In Washington, about 49 percent of low-income students (those who participated in the federal free/reduced lunch program) enrolled in college after graduating from high school in 2013, according to the state’s Education Research and Data Center. Most of those students went to community college; only about 19 percent enrolled in a four-year college. That’s a slight improvement from 2008, when 47 percent went to college, 16 percent to a four-year college.

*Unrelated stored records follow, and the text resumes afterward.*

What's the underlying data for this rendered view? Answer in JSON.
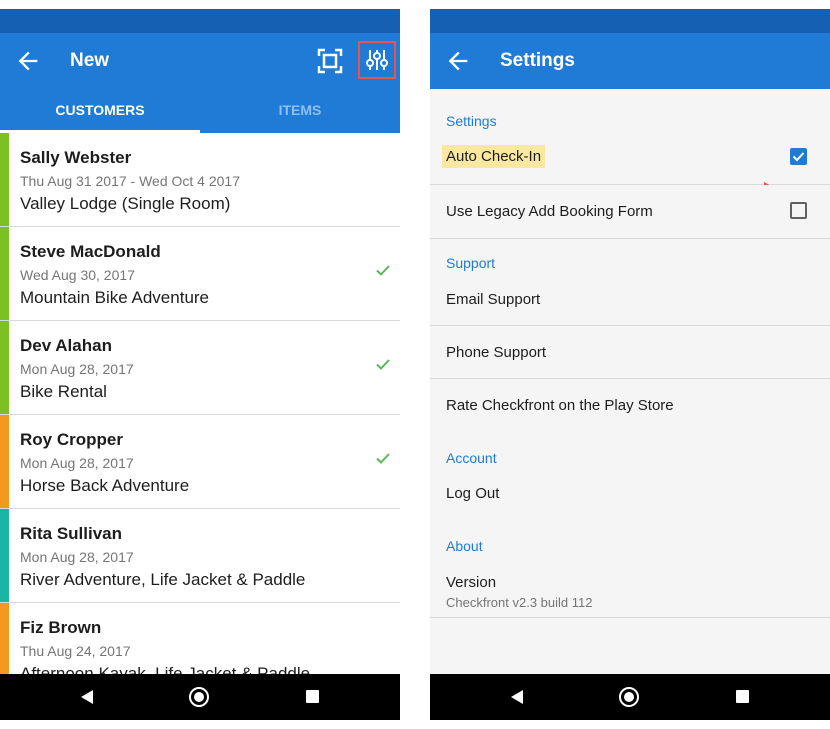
{
  "left_screen": {
    "appbar": {
      "title": "New"
    },
    "tabs": [
      {
        "label": "CUSTOMERS",
        "selected": true
      },
      {
        "label": "ITEMS",
        "selected": false
      }
    ],
    "customers": [
      {
        "name": "Sally Webster",
        "date": "Thu Aug 31 2017 - Wed Oct 4 2017",
        "item": "Valley Lodge (Single Room)",
        "stripe_color": "#7cc123",
        "checked_in": false
      },
      {
        "name": "Steve MacDonald",
        "date": "Wed Aug 30, 2017",
        "item": "Mountain Bike Adventure",
        "stripe_color": "#7cc123",
        "checked_in": true
      },
      {
        "name": "Dev Alahan",
        "date": "Mon Aug 28, 2017",
        "item": "Bike Rental",
        "stripe_color": "#7cc123",
        "checked_in": true
      },
      {
        "name": "Roy Cropper",
        "date": "Mon Aug 28, 2017",
        "item": "Horse Back Adventure",
        "stripe_color": "#f39a1e",
        "checked_in": true
      },
      {
        "name": "Rita Sullivan",
        "date": "Mon Aug 28, 2017",
        "item": "River Adventure, Life Jacket & Paddle",
        "stripe_color": "#18b5a4",
        "checked_in": false
      },
      {
        "name": "Fiz Brown",
        "date": "Thu Aug 24, 2017",
        "item": "Afternoon Kayak, Life Jacket & Paddle",
        "stripe_color": "#f39a1e",
        "checked_in": false
      }
    ]
  },
  "right_screen": {
    "appbar": {
      "title": "Settings"
    },
    "sections": {
      "settings": "Settings",
      "support": "Support",
      "account": "Account",
      "about": "About"
    },
    "items": {
      "auto_checkin": {
        "label": "Auto Check-In",
        "checked": true
      },
      "legacy_form": {
        "label": "Use Legacy Add Booking Form",
        "checked": false
      },
      "email_support": "Email Support",
      "phone_support": "Phone Support",
      "rate": "Rate Checkfront on the Play Store",
      "logout": "Log Out",
      "version_label": "Version",
      "version_value": "Checkfront v2.3 build 112"
    }
  },
  "colors": {
    "primary": "#1f7bd6",
    "status_bar": "#1560b2",
    "check_green": "#5cb85c",
    "annotation_red": "#e8534a",
    "highlight_yellow": "#fbe8a0"
  },
  "icons": [
    "arrow-back-icon",
    "scan-icon",
    "filter-sliders-icon",
    "check-icon",
    "nav-back-icon",
    "nav-home-icon",
    "nav-recent-icon",
    "annotation-arrow-icon"
  ]
}
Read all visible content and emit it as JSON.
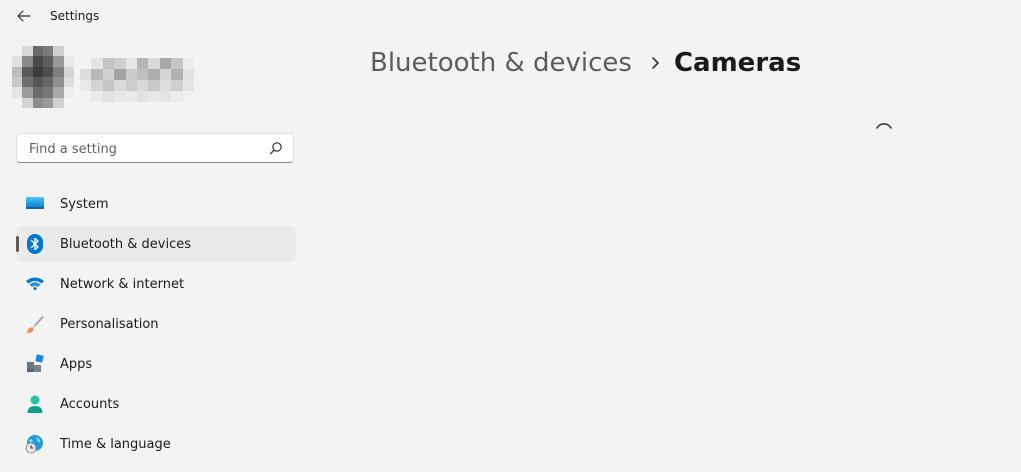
{
  "window": {
    "title": "Settings"
  },
  "search": {
    "placeholder": "Find a setting"
  },
  "sidebar": {
    "items": [
      {
        "label": "System",
        "icon": "monitor-icon"
      },
      {
        "label": "Bluetooth & devices",
        "icon": "bluetooth-icon",
        "selected": true
      },
      {
        "label": "Network & internet",
        "icon": "wifi-icon"
      },
      {
        "label": "Personalisation",
        "icon": "paintbrush-icon"
      },
      {
        "label": "Apps",
        "icon": "apps-icon"
      },
      {
        "label": "Accounts",
        "icon": "person-icon"
      },
      {
        "label": "Time & language",
        "icon": "globe-clock-icon"
      }
    ]
  },
  "breadcrumb": {
    "parent": "Bluetooth & devices",
    "current": "Cameras"
  },
  "colors": {
    "background": "#f3f3f3",
    "accent": "#0067c0",
    "selected_item": "#eaeaea"
  }
}
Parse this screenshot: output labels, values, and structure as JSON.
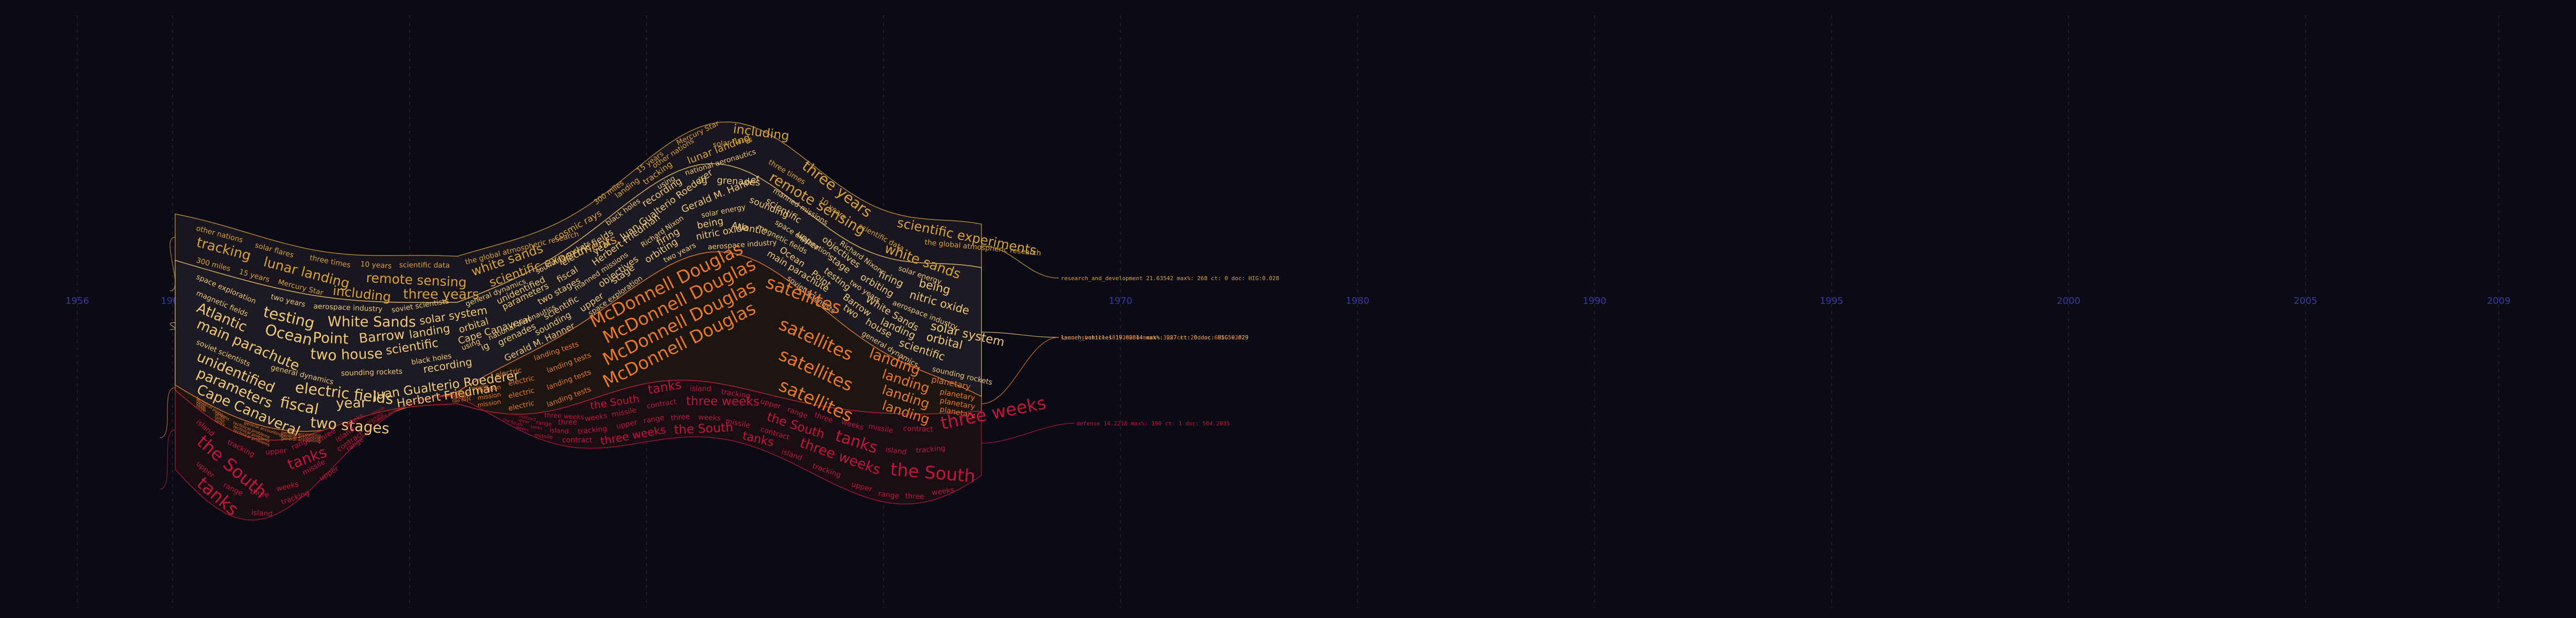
{
  "chart_data": {
    "type": "area",
    "title": "",
    "xlabel": "",
    "ylabel": "",
    "x_ticks": [
      "1956",
      "1960",
      "1970",
      "1980",
      "1990",
      "1995",
      "2000",
      "2005",
      "2009"
    ],
    "series": [
      {
        "name": "research_and_development",
        "color": "#d8a23a",
        "label": "research_and_development 21.63542 max%: 268 ct: 0 doc: HIG:0.028",
        "words_small": [
          "other nations",
          "solar flares",
          "three times",
          "10 years",
          "scientific data",
          "the global atmospheric research",
          "300 miles",
          "15 years",
          "Mercury Star"
        ],
        "words_large": [
          "including",
          "three years",
          "scientific experiments",
          "tracking",
          "lunar landing",
          "remote sensing",
          "white sands",
          "cosmic rays",
          "landing"
        ]
      },
      {
        "name": "launch_vehicles",
        "color": "#f0c878",
        "label": "launch_vehicles 19.62814 max%: 227 ct: 0 doc: HIG:0.029",
        "words_small": [
          "space exploration",
          "two years",
          "aerospace industry",
          "soviet scientists",
          "general dynamics",
          "sounding rockets",
          "black holes",
          "using",
          "national aeronautics",
          "manned missions",
          "Richard Nixon",
          "solar energy",
          "magnetic fields"
        ],
        "words_large": [
          "testing",
          "White Sands",
          "solar system",
          "unidentified",
          "electric fields",
          "recording",
          "ig",
          "grenades",
          "scientific",
          "objectives",
          "firing",
          "being",
          "Atlantic",
          "Ocean",
          "Point",
          "Barrow",
          "landing",
          "orbital",
          "parameters",
          "fiscal",
          "year",
          "Juan Gualterio Roederer",
          "sounding",
          "upper",
          "stage",
          "orbiting",
          "nitric oxide",
          "main parachute",
          "two",
          "house",
          "scientific",
          "Cape Canaveral",
          "two stages",
          "Herbert Friedman",
          "Gerald M. Hanner"
        ]
      },
      {
        "name": "space_shuttle",
        "color": "#e8782a",
        "label": "space_shuttle 18.730034 max%: 398 ct: 2 doc: 635.5935",
        "words_small": [
          "technical problems",
          "general accounting",
          "two days",
          "mission",
          "electric",
          "landing tests"
        ],
        "words_large": [
          "McDonnell Douglas",
          "satellites",
          "landing",
          "planetary",
          "three",
          "tanks"
        ]
      },
      {
        "name": "defense",
        "color": "#c0183c",
        "label": "defense 14.2218 max%: 190 ct: 1 doc: 504.2035",
        "words_small": [
          "island",
          "tracking",
          "upper",
          "range",
          "three",
          "weeks",
          "missile",
          "contract"
        ],
        "words_large": [
          "three weeks",
          "the South",
          "tanks"
        ]
      }
    ],
    "legend_position": "right",
    "grid": true
  }
}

Washington’s College Bound program, which offers to cover college tuition and book costs for low-income students, is widely believed to be increasing the number of low-income students who go on to college. But the program is only available to students who sign up by eighth grade, and meet the income criteria at that time.